On Being An Only Child

Protected. Innocent. Antisocial. Spoiled. Lonely. Private. Independent. High-achieving. The list goes on in both positivity and negativity. These are just some of the words used to describe only children. Interestingly enough, the average size of a family is 3.14 people, indicating many families choose to have only one child.

I am one of those only children, and I want to say that, like with any kind of family, there are the good and the bad.

There are plenty of pros and cons in being an only child, and plenty of organizations have tried to hammer out specific personality traits of “onlies.” Just one of the biggest complaints about only children is they cannot share. My mom likes to tell a story of a time when I was about four or five, and I asked her for a sibling. Not that this question had any bearing on if I would ever get a sibling, but she politely asked me, “You understand you will have to share everything — your dad and I, your nana, your toys — with another person if you have a sibling, right?” After a few minutes, I responded like any five-year-old might: “Nevermind!” The thing is, though, it’s not as if I didn’t share anything at all. While I may not have had siblings, I made friends — and rather easily I might add — that I shared things with. I even had a friend with whom I would share half my lunch every day because we intentionally had lunches the other wanted, so we split lunches.

I often feel like my parents did a pretty decent job raising me, and I wasn’t always easy. But, while I would never trade my childhood for anything, I do feel some repercussions of being an only child.

Photo courtesy of Pixabay


1. I had (and still have) my immediate family entirely to myself.

This is probably self-explanatory. I didn’t have to compete with another child for their attention, and I never questioned who was a favorite. I also got to bond with each of my parents in ways specific to each relationship.

2. I matured quickly.

I was around adults a lot growing up, which means I learned to understand “adult language” a lot quicker than others.

3. I process quickly.

With any difficulty I faced, I was my own first defense, so I learned to work through details quickly on my own.

4. I adapt easily.

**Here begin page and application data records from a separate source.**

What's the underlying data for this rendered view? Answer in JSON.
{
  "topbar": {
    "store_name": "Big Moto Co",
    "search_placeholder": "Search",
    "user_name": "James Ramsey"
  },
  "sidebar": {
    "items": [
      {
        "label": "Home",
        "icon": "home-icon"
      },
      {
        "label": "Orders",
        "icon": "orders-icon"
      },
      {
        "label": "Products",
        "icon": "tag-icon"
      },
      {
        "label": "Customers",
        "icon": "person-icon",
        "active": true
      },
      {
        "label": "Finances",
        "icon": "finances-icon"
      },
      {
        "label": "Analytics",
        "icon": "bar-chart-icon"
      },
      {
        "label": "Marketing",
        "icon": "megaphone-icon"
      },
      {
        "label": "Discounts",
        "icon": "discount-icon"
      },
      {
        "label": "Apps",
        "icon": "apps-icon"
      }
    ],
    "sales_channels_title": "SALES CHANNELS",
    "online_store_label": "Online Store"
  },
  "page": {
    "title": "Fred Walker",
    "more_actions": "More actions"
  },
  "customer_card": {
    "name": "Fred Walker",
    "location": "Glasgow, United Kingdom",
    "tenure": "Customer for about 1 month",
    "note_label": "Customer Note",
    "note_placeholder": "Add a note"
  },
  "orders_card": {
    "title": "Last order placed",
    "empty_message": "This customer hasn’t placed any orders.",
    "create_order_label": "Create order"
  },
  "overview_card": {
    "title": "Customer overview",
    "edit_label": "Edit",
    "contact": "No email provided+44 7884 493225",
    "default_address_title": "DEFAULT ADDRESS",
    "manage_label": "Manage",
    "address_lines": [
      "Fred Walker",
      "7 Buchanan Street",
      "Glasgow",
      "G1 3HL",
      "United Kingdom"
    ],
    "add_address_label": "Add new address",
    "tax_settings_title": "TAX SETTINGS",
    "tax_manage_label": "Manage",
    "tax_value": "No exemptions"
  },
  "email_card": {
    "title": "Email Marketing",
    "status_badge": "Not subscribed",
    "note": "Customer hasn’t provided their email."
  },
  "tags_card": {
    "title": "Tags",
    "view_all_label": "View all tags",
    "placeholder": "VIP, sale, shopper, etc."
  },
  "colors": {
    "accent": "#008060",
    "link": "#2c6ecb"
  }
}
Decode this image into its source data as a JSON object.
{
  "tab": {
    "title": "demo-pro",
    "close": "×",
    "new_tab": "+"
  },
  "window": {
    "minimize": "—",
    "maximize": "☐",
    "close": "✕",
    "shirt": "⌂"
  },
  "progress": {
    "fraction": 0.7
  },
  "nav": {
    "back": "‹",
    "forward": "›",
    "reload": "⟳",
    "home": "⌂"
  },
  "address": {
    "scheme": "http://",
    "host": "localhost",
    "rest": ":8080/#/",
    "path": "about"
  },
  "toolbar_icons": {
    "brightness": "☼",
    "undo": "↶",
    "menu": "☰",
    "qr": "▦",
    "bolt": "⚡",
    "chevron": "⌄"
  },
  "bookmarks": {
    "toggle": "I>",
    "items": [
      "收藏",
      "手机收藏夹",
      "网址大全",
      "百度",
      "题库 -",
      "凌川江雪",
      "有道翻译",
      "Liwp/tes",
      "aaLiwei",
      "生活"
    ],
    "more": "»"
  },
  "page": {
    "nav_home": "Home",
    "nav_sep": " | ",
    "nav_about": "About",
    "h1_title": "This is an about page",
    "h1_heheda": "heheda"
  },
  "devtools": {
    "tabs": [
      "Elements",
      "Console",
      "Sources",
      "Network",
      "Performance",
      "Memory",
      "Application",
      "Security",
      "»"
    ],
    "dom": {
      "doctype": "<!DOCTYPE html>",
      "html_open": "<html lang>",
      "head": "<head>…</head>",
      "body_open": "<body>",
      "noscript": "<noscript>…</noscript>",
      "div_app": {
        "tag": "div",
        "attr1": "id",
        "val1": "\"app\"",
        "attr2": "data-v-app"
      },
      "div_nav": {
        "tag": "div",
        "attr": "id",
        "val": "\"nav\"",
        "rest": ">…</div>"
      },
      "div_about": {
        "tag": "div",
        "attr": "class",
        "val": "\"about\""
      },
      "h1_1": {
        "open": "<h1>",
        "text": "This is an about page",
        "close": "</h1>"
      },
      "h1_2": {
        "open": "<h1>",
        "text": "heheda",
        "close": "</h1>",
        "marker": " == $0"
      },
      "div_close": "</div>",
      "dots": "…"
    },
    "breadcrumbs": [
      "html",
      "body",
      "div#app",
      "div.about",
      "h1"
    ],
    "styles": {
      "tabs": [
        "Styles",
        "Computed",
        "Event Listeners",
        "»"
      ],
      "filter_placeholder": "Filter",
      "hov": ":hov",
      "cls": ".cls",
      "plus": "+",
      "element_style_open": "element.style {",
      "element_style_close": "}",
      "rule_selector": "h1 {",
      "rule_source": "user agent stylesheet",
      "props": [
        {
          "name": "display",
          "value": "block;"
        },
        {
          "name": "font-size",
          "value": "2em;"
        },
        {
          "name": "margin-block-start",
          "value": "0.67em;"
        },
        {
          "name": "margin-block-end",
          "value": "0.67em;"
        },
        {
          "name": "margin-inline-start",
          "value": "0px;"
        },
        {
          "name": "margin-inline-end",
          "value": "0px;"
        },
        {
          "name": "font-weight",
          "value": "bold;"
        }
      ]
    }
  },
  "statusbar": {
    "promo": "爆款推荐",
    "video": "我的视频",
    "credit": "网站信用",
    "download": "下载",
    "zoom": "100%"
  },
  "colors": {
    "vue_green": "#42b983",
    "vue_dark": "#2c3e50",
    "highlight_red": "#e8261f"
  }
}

I couldn’t rely on a sibling’s previous experience in school or someone else’s presence, so I was on my own for life transitions. I socialized and made friends quickly and easily. I got over my homesickness in college quicker than some of my peers. Any time I moved — like when I got married and moved colleges and cities — or when I went from undergraduate to graduate school, the transition itself was easy for me because I already knew how to rely on myself.

Cons (or, rather, things I am working on now that I’m older)

1. I struggle with when to express my own thoughts.

When my parents would have friends over — Christmas parties for instance — and they would be immersed in conversations, any time I went over and attempted to get their attention, I was told “adults are speaking” or they would hold up their index finger. While I completely understand I was not to interrupt, they didn’t provide me an indication of when they would be finished or when I could speak. Now, I struggle with knowing when the moment is right to insert myself in conversations, so I wait until people are done speaking. Often times, by the time they are done, what I was about to say is invalid. At work meetings, I am often viewed as not having an opinion or as not being involved. It’s definitely something I am actively working on.

2. I tend to be selfish.

I think this is relatively self-explanatory. I tend to want things to go my way, and I sometimes think my ideas are the best. I didn’t have to consider anyone else’s feelings growing up, aside from my parents’. This has had a negative effect on my marriage, as I often offer up unwanted advice and I come off as not caring about my husband’s feelings. Growing up, I was told I could do anything I wanted. Well, when you get married, you have another person to consider, and I sometimes just hear “you can do anything” and forget about the other person.

3. I am needy.

This is probably not typical of most only children, but I was never alone growing up. My Nana took care of me while my parents worked — I never went to daycare or an after-school program (unless you count sports). This, too, has had an impact on my marriage. I often vie for attention and don’t understand my husband’s job needs his attention or that he can’t be with me all the time for everything. (In fact, I am pretty sure this is why we adopted my dog.)

4. I can be over-reliant on my family.

Again, self-explanatory. I call my mom for every struggle because she’s the only one I know who has been through anything I may be facing. I still think “I want my daddy/mommy” on some occasions.

5. I hate conflict.

The only people I ever had conflict with were my parents, and they, of course, had the final say. As a person with a master’s in communication, I know that conflict in and of itself is not bad. In fact, it is essential for healthy relationships. But I hate it. It scares me. But perhaps that is why I navigate toward it in communication — because I want so badly to understand it and be better.

While there may be some cons, I am glad I grew up without siblings. I got to become my own person on my own time. I didn’t feel pressured to live up to anyone else. When discussing my views on being an only child, both of my parents have jokingly told me: “we got it right the first time, so why would we want to take any chances?” I don’t know if they “got it right” — I’m flawed and far from being the perfect daughter. But I am glad they feel that way. If it weren’t for that decision, I would not be who I am, for better or worse.